- **Your assignment**
From the entries below, copy out every line with "kind" in it.

━━━ Given data ━━━

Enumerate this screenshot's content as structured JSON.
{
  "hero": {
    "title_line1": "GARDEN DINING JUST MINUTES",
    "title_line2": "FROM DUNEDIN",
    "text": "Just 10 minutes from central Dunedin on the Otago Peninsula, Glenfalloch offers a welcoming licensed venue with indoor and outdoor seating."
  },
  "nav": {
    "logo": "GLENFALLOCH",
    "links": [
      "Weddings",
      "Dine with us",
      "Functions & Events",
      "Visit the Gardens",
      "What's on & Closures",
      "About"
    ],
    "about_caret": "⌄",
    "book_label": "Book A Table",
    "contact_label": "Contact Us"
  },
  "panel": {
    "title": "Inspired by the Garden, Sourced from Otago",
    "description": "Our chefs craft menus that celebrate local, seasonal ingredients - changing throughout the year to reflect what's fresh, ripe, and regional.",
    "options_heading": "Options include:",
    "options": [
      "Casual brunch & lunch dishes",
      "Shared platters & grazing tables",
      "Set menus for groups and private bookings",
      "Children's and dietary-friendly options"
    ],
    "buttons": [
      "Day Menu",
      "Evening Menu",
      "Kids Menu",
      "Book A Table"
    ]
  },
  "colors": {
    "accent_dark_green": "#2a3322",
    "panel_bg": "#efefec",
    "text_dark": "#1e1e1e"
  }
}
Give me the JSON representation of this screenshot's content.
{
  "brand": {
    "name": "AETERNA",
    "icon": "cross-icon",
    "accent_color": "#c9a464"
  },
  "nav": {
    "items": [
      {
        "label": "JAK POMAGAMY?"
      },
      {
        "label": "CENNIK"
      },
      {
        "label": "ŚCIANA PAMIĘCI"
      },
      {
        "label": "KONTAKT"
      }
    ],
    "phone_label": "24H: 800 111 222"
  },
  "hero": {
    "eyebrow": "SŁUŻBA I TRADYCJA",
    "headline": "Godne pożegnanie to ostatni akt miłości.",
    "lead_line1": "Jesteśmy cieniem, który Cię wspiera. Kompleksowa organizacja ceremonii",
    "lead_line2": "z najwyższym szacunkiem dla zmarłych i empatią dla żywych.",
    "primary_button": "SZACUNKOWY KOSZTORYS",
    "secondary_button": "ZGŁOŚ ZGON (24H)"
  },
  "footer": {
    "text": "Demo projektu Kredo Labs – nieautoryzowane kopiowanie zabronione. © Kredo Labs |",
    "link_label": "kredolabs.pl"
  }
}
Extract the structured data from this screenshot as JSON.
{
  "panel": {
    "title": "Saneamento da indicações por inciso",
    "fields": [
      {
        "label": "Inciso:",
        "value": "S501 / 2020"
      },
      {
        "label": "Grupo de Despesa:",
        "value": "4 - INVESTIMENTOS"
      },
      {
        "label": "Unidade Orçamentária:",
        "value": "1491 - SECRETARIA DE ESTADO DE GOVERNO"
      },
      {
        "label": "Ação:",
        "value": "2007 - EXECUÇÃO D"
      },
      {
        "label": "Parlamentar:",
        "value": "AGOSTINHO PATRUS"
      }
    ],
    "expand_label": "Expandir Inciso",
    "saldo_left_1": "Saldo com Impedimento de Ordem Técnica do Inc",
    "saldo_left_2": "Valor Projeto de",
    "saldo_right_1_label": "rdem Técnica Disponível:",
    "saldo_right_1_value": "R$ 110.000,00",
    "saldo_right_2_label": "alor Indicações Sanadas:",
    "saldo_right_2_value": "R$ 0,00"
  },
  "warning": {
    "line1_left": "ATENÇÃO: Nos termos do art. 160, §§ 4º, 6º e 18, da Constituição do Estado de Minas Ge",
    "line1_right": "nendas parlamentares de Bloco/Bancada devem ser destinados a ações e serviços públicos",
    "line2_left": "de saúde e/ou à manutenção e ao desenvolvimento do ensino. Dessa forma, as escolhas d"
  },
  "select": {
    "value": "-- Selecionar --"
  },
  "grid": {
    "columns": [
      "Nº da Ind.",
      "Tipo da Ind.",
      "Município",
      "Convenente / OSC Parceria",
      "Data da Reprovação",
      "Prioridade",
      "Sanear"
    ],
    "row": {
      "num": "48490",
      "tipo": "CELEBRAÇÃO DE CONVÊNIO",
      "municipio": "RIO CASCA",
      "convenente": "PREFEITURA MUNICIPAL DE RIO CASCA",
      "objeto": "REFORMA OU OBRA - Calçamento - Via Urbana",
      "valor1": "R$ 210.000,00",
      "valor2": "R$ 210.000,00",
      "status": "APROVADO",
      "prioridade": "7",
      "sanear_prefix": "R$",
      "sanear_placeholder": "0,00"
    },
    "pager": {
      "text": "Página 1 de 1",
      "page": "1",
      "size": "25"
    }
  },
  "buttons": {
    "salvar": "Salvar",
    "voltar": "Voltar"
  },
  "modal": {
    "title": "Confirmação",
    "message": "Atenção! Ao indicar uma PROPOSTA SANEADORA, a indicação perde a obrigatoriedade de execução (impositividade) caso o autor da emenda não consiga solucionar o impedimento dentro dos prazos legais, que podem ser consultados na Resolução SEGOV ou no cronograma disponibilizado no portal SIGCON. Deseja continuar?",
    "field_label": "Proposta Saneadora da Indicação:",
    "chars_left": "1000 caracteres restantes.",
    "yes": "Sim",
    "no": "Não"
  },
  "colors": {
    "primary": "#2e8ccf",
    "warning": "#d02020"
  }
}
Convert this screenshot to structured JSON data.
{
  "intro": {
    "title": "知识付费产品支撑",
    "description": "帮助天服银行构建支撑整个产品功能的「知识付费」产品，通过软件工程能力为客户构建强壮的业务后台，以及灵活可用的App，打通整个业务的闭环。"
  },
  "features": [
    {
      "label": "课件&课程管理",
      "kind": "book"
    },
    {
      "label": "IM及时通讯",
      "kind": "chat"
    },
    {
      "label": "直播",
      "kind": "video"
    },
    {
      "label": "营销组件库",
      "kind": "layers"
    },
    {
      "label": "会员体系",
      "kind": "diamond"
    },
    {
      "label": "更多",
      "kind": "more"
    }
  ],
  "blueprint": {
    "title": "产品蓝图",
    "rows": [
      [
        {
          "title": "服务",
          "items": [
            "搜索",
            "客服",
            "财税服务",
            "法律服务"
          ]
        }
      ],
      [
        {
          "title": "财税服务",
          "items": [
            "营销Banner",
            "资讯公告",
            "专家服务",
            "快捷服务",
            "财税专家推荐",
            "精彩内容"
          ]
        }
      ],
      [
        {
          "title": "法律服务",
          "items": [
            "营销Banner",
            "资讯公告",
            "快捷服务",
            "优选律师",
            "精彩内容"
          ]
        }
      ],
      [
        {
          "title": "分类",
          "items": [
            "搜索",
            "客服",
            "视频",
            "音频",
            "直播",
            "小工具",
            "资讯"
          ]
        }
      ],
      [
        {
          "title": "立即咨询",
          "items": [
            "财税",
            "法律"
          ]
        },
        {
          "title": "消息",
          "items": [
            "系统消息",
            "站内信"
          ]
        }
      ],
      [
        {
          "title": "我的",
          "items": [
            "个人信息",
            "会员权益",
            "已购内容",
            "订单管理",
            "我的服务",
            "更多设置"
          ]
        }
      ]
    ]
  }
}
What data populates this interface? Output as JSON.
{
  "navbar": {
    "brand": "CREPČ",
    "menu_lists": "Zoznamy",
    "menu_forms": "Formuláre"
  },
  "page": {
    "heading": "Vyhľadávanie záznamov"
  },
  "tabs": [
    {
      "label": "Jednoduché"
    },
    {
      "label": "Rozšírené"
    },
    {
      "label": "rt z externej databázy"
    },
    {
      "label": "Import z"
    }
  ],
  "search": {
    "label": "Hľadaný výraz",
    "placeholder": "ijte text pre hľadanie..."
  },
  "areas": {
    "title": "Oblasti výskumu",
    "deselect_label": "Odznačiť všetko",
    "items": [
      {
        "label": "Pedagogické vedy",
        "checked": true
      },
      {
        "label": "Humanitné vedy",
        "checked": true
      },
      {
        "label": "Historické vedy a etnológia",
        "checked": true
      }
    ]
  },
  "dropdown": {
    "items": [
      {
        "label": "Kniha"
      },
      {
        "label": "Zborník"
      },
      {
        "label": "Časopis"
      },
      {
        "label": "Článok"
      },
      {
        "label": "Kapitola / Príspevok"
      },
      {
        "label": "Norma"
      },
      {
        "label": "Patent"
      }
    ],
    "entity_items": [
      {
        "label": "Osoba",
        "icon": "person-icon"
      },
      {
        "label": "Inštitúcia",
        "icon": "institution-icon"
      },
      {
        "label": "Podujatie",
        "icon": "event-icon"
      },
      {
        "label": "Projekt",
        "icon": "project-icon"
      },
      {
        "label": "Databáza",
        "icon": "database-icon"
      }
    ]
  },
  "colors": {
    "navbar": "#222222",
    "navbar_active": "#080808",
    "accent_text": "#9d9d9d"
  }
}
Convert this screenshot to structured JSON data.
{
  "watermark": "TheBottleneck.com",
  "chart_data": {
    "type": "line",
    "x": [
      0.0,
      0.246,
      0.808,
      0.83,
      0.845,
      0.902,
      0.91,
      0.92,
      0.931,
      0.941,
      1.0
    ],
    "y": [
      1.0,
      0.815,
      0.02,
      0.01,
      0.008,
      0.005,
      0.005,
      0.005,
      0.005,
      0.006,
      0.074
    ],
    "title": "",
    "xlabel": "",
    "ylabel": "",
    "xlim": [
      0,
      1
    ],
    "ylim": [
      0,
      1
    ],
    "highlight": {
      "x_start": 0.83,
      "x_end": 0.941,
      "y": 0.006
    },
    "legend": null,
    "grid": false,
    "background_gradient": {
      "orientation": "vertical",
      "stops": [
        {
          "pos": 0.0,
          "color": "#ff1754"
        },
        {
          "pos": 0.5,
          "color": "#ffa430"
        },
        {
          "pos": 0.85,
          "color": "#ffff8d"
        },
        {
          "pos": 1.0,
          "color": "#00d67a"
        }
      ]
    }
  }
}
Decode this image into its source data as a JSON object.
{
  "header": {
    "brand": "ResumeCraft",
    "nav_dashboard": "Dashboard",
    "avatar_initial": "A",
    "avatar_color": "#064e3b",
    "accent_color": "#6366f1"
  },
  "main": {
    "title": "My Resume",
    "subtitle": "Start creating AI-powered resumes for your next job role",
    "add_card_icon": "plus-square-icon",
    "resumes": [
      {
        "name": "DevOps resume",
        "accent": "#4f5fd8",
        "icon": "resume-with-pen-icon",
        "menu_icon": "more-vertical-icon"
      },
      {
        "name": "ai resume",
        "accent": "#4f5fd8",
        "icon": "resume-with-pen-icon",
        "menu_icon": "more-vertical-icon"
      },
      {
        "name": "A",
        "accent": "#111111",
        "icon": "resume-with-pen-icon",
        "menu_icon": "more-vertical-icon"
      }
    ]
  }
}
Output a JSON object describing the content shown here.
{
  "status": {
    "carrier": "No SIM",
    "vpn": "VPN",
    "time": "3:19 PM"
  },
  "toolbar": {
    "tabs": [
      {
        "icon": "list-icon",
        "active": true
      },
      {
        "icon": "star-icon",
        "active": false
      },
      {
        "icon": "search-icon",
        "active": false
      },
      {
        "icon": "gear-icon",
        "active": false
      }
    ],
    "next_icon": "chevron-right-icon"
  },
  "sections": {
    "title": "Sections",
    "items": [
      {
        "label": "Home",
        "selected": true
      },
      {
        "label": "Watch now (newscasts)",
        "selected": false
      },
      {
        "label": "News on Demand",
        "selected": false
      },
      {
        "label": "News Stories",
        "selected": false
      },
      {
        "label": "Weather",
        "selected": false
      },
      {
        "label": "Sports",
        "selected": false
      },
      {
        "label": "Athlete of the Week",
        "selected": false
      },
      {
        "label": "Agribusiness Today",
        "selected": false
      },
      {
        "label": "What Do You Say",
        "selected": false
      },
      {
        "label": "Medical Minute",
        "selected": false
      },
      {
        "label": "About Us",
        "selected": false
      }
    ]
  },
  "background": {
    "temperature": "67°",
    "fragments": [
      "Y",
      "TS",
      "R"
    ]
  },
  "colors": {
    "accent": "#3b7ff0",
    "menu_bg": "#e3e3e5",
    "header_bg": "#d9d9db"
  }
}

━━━

- **Written response**
      "kind": "book"
      "kind": "chat"
      "kind": "video"
      "kind": "layers"
      "kind": "diamond"
      "kind": "more"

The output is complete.